'The Old West is gone'
More important, the region’s economy is marching inexorably forward. For one, it’s America’s fastest-growing region, ballooning by 21 percent between 2003 and 2013. If you like to brag about being a magnet for young people, the West’s the best, according to Forbes, containing the highest percentage of people under 20 in the US. Wide open spaces aside, its population is remarkably urban, given that 89 percent of Westerners live in places like Bozeman, Mont.; Boise, Idaho; and Colorado Springs, Colo.
Given a national rethink of the extraction economy and demographic shifts that have begun to tip the West into a different economic framework, “the Old West is gone, and it isn’t coming back,” writes New Yorker economics writer James Surowiecki.
But that fact has not resolved a divide as steep as a Utah slot canyon, says Chris Mehl, a city commissioner in Bozeman and a policy analyst for Headwaters Economics, a nonpartisan research group focusing on Western land issues.
The urban West may be booming, and so are “connected counties” that have broadband and an airport.
But that leaves 5 percent of Westerners who live, nearly alone, on nearly half the West’s lands, much of them under federal management.

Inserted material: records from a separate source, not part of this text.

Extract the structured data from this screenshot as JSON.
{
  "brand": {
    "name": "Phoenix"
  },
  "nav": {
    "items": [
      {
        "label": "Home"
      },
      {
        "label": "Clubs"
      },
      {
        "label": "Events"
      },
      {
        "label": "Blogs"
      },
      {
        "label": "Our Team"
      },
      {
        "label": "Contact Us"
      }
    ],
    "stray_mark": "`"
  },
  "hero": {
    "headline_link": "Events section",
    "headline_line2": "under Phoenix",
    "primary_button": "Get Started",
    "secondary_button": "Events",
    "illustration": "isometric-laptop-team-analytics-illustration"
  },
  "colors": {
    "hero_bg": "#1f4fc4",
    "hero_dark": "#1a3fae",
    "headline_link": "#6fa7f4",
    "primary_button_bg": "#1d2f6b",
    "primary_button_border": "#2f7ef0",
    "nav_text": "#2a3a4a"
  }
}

Those “isolated” counties are the ones clawing the hardest for survival. Driven by such despair, the West’s poverty has only deepened in relation to other cash-strapped corners of the country, especially the Deep South, according to census figures.

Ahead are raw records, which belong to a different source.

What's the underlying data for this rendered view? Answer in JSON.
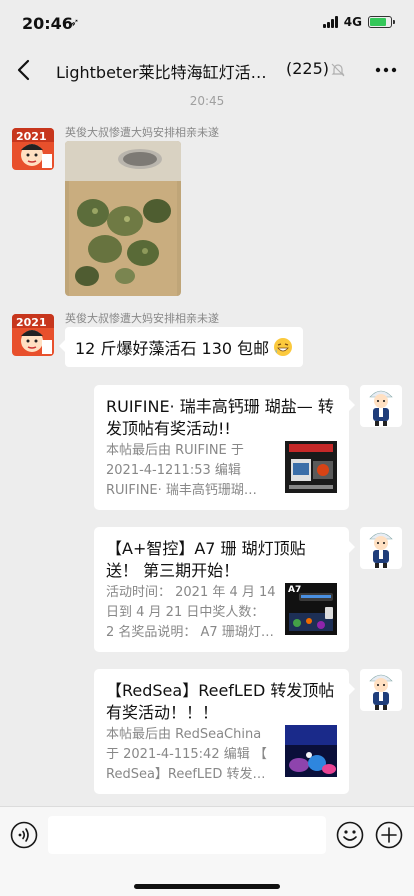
{
  "status": {
    "time": "20:46",
    "network": "4G"
  },
  "nav": {
    "title": "Lightbeter莱比特海缸灯活…",
    "count": "(225)"
  },
  "timestamp": "20:45",
  "messages": [
    {
      "sender": "英俊大叔惨遭大妈安排相亲未遂",
      "type": "image"
    },
    {
      "sender": "英俊大叔惨遭大妈安排相亲未遂",
      "type": "text",
      "text": "12 斤爆好藻活石 130 包邮"
    }
  ],
  "cards": [
    {
      "title": "RUIFINE· 瑞丰高钙珊 瑚盐— 转发顶帖有奖活动!!",
      "desc": "本帖最后由 RUIFINE 于 2021-4-1211:53 编辑 RUIFINE· 瑞丰高钙珊瑚…"
    },
    {
      "title": "【A+智控】A7 珊 瑚灯顶贴送！ 第三期开始！",
      "desc": "活动时间： 2021 年 4 月 14 日到 4 月 21 日中奖人数： 2 名奖品说明： A7 珊瑚灯…",
      "thumb_label": "A7"
    },
    {
      "title": "【RedSea】ReefLED 转发顶帖有奖活动！！！",
      "desc": "本帖最后由 RedSeaChina 于 2021-4-115:42 编辑 【 RedSea】ReefLED 转发…"
    }
  ],
  "colors": {
    "background": "#ededed",
    "bubble": "#ffffff",
    "muted_text": "#888888",
    "battery": "#34c759"
  },
  "input": {
    "placeholder": ""
  }
}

“There hasn’t been a real moment of, ‘Wow, what does the world look like economically today for the rural West? Where is the job creation likely to come from, and how do we work with these communities to help them do well?’” says Mr. Mehl. “Yeah, they’re only 5 percent of the population, but they’re a huge part of our geography. And every citizen is important, right?”
To be sure, as the protesters argue, federal policy around timber, endangered animals, and access roads has at times hurt the already-fragile economies of the rural West. But the fate of the West has, almost from the very beginning of the country, been tied to Washington.
After all, the federal government has guided the West’s future ever since young men and women started clambering toward the Continental Divide. President Lincoln signed the Homestead Act in 1862, giving any would-be pioneer 160 acres of public land in the West, as long as they were willing to stay at least five years.
“We’re talking about federal policies here going all the way back to the Homestead Act, where the Feds have subsidized everything from transportation to farming,” says Mehl. “In other words, we helped to create these small towns as a nation. The question now is, what do we owe these communities?”
In Salmon, Idaho, Knudson has watched ranchers and public land managers begin hammering out good-faith deals that address both the national interest in preserving the biological and geological treasures of the West, as well as the need for those who want to stay and live off the land to have more predictability.
One such moment, she says, happened Tuesday night at the Cattlemen’s Winter School, a state continuing education project, in Idaho’s Lemhi County.
There, representatives from the Bureau of Land Management and the US Forest Service talked to a group of ranchers about changes coming under new federal protections for sage grouse, whose mating habits conflict with the herding of cattle across the range. The talk was brisk, matter-of-fact, but also collaborative.
“Those are the conversations that are taking place in Salmon and Harney County [the site of the Oregon occupation], where ranchers are sitting down and really trying to understand what’s good for the bird, meaning the sage grouse, and public land managers are saying, ‘We know you guys can do this. If you know what the standards are, you can meet it,’ ” says Knudson. “Those are the kinds of conversations that will move us forward.”